((

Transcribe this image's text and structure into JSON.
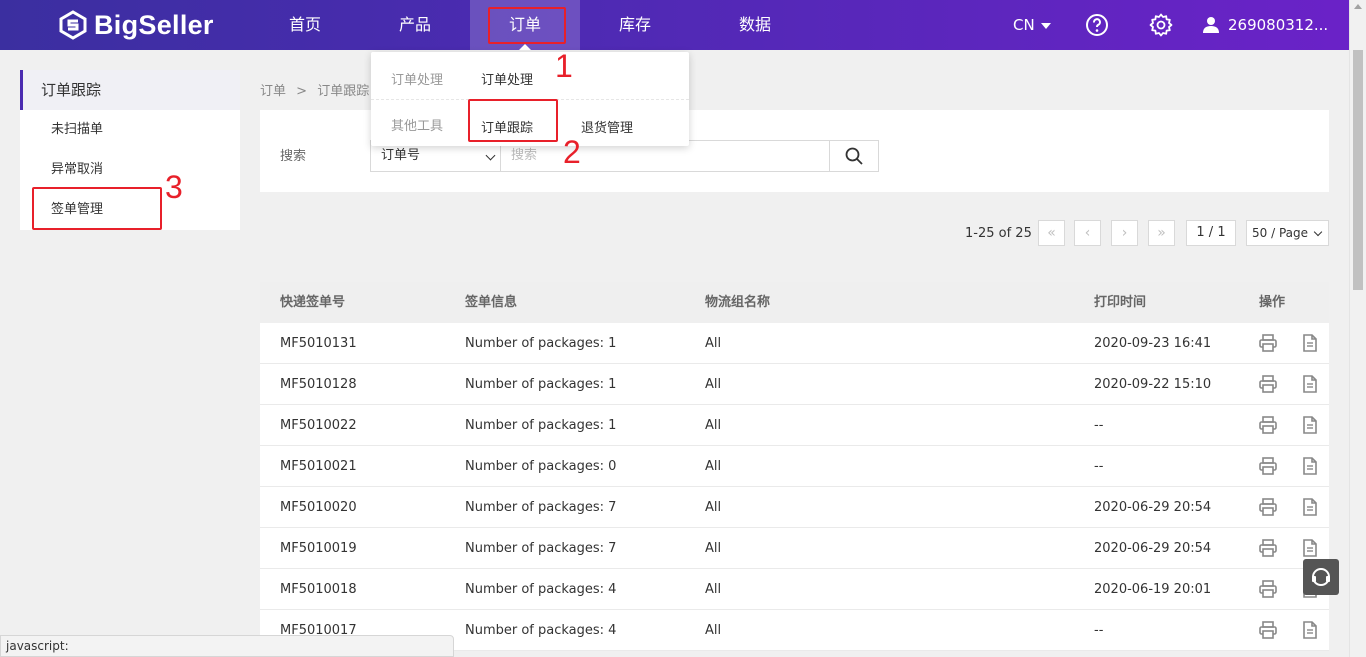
{
  "topbar": {
    "logo_text": "BigSeller",
    "nav": [
      "首页",
      "产品",
      "订单",
      "库存",
      "数据"
    ],
    "active_nav": "订单",
    "lang": "CN",
    "user": "269080312..."
  },
  "dropdown": {
    "rows": [
      {
        "category": "订单处理",
        "links": [
          "订单处理"
        ]
      },
      {
        "category": "其他工具",
        "links": [
          "订单跟踪",
          "退货管理"
        ]
      }
    ]
  },
  "sidebar": {
    "title": "订单跟踪",
    "items": [
      "未扫描单",
      "异常取消",
      "签单管理"
    ]
  },
  "breadcrumb": [
    "订单",
    ">",
    "订单跟踪"
  ],
  "search": {
    "label": "搜索",
    "select_value": "订单号",
    "placeholder": "搜索"
  },
  "pagination": {
    "summary": "1-25 of 25",
    "first": "«",
    "prev": "‹",
    "next": "›",
    "last": "»",
    "page": "1 / 1",
    "page_size": "50 / Page"
  },
  "table": {
    "headers": [
      "快递签单号",
      "签单信息",
      "物流组名称",
      "打印时间",
      "操作"
    ],
    "rows": [
      [
        "MF5010131",
        "Number of packages: 1",
        "All",
        "2020-09-23 16:41"
      ],
      [
        "MF5010128",
        "Number of packages: 1",
        "All",
        "2020-09-22 15:10"
      ],
      [
        "MF5010022",
        "Number of packages: 1",
        "All",
        "--"
      ],
      [
        "MF5010021",
        "Number of packages: 0",
        "All",
        "--"
      ],
      [
        "MF5010020",
        "Number of packages: 7",
        "All",
        "2020-06-29 20:54"
      ],
      [
        "MF5010019",
        "Number of packages: 7",
        "All",
        "2020-06-29 20:54"
      ],
      [
        "MF5010018",
        "Number of packages: 4",
        "All",
        "2020-06-19 20:01"
      ],
      [
        "MF5010017",
        "Number of packages: 4",
        "All",
        "--"
      ]
    ]
  },
  "annotations": [
    "1",
    "2",
    "3"
  ],
  "statusbar": "javascript:",
  "colors": {
    "brand": "#4a2bb0",
    "highlight": "#e8202a"
  }
}
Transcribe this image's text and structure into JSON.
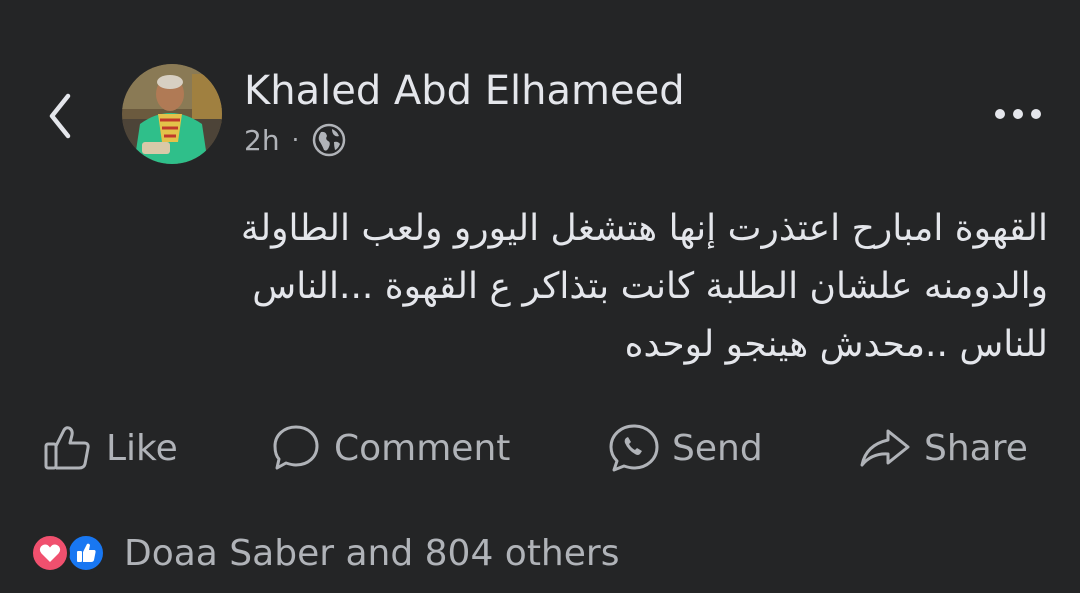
{
  "header": {
    "author_name": "Khaled Abd Elhameed",
    "timestamp": "2h",
    "separator": "·",
    "audience_icon": "globe-icon",
    "back_icon": "chevron-left-icon",
    "more_icon": "more-horizontal-icon"
  },
  "post": {
    "lines": [
      "القهوة امبارح اعتذرت إنها هتشغل اليورو ولعب الطاولة",
      "والدومنه علشان الطلبة كانت بتذاكر ع القهوة ...الناس",
      "للناس ..محدش هينجو لوحده"
    ]
  },
  "actions": {
    "like": {
      "label": "Like",
      "icon": "thumbs-up-icon"
    },
    "comment": {
      "label": "Comment",
      "icon": "comment-bubble-icon"
    },
    "send": {
      "label": "Send",
      "icon": "messenger-send-icon"
    },
    "share": {
      "label": "Share",
      "icon": "share-arrow-icon"
    }
  },
  "reactions": {
    "summary": "Doaa Saber and 804 others",
    "icons": [
      "heart-reaction-icon",
      "like-reaction-icon"
    ]
  },
  "colors": {
    "background": "#242526",
    "primary_text": "#e4e6eb",
    "secondary_text": "#b0b3b8",
    "love": "#f0506e",
    "like": "#1877f2"
  }
}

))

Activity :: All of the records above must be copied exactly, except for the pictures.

Task solution ::
Transcribe this image's text and structure into JSON.
{
  "topbar": {
    "logo_text": "BigSeller",
    "nav": [
      "首页",
      "产品",
      "订单",
      "库存",
      "数据"
    ],
    "active_nav": "订单",
    "lang": "CN",
    "user": "269080312..."
  },
  "dropdown": {
    "rows": [
      {
        "category": "订单处理",
        "links": [
          "订单处理"
        ]
      },
      {
        "category": "其他工具",
        "links": [
          "订单跟踪",
          "退货管理"
        ]
      }
    ]
  },
  "sidebar": {
    "title": "订单跟踪",
    "items": [
      "未扫描单",
      "异常取消",
      "签单管理"
    ]
  },
  "breadcrumb": [
    "订单",
    ">",
    "订单跟踪"
  ],
  "search": {
    "label": "搜索",
    "select_value": "订单号",
    "placeholder": "搜索"
  },
  "pagination": {
    "summary": "1-25 of 25",
    "first": "«",
    "prev": "‹",
    "next": "›",
    "last": "»",
    "page": "1 / 1",
    "page_size": "50 / Page"
  },
  "table": {
    "headers": [
      "快递签单号",
      "签单信息",
      "物流组名称",
      "打印时间",
      "操作"
    ],
    "rows": [
      [
        "MF5010131",
        "Number of packages: 1",
        "All",
        "2020-09-23 16:41"
      ],
      [
        "MF5010128",
        "Number of packages: 1",
        "All",
        "2020-09-22 15:10"
      ],
      [
        "MF5010022",
        "Number of packages: 1",
        "All",
        "--"
      ],
      [
        "MF5010021",
        "Number of packages: 0",
        "All",
        "--"
      ],
      [
        "MF5010020",
        "Number of packages: 7",
        "All",
        "2020-06-29 20:54"
      ],
      [
        "MF5010019",
        "Number of packages: 7",
        "All",
        "2020-06-29 20:54"
      ],
      [
        "MF5010018",
        "Number of packages: 4",
        "All",
        "2020-06-19 20:01"
      ],
      [
        "MF5010017",
        "Number of packages: 4",
        "All",
        "--"
      ]
    ]
  },
  "annotations": [
    "1",
    "2",
    "3"
  ],
  "statusbar": "javascript:",
  "colors": {
    "brand": "#4a2bb0",
    "highlight": "#e8202a"
  }
}
Transcribe this image's text and structure into JSON.
{
  "header": {
    "author_name": "Khaled Abd Elhameed",
    "timestamp": "2h",
    "separator": "·",
    "audience_icon": "globe-icon",
    "back_icon": "chevron-left-icon",
    "more_icon": "more-horizontal-icon"
  },
  "post": {
    "lines": [
      "القهوة امبارح اعتذرت إنها هتشغل اليورو ولعب الطاولة",
      "والدومنه علشان الطلبة كانت بتذاكر ع القهوة ...الناس",
      "للناس ..محدش هينجو لوحده"
    ]
  },
  "actions": {
    "like": {
      "label": "Like",
      "icon": "thumbs-up-icon"
    },
    "comment": {
      "label": "Comment",
      "icon": "comment-bubble-icon"
    },
    "send": {
      "label": "Send",
      "icon": "messenger-send-icon"
    },
    "share": {
      "label": "Share",
      "icon": "share-arrow-icon"
    }
  },
  "reactions": {
    "summary": "Doaa Saber and 804 others",
    "icons": [
      "heart-reaction-icon",
      "like-reaction-icon"
    ]
  },
  "colors": {
    "background": "#242526",
    "primary_text": "#e4e6eb",
    "secondary_text": "#b0b3b8",
    "love": "#f0506e",
    "like": "#1877f2"
  }
}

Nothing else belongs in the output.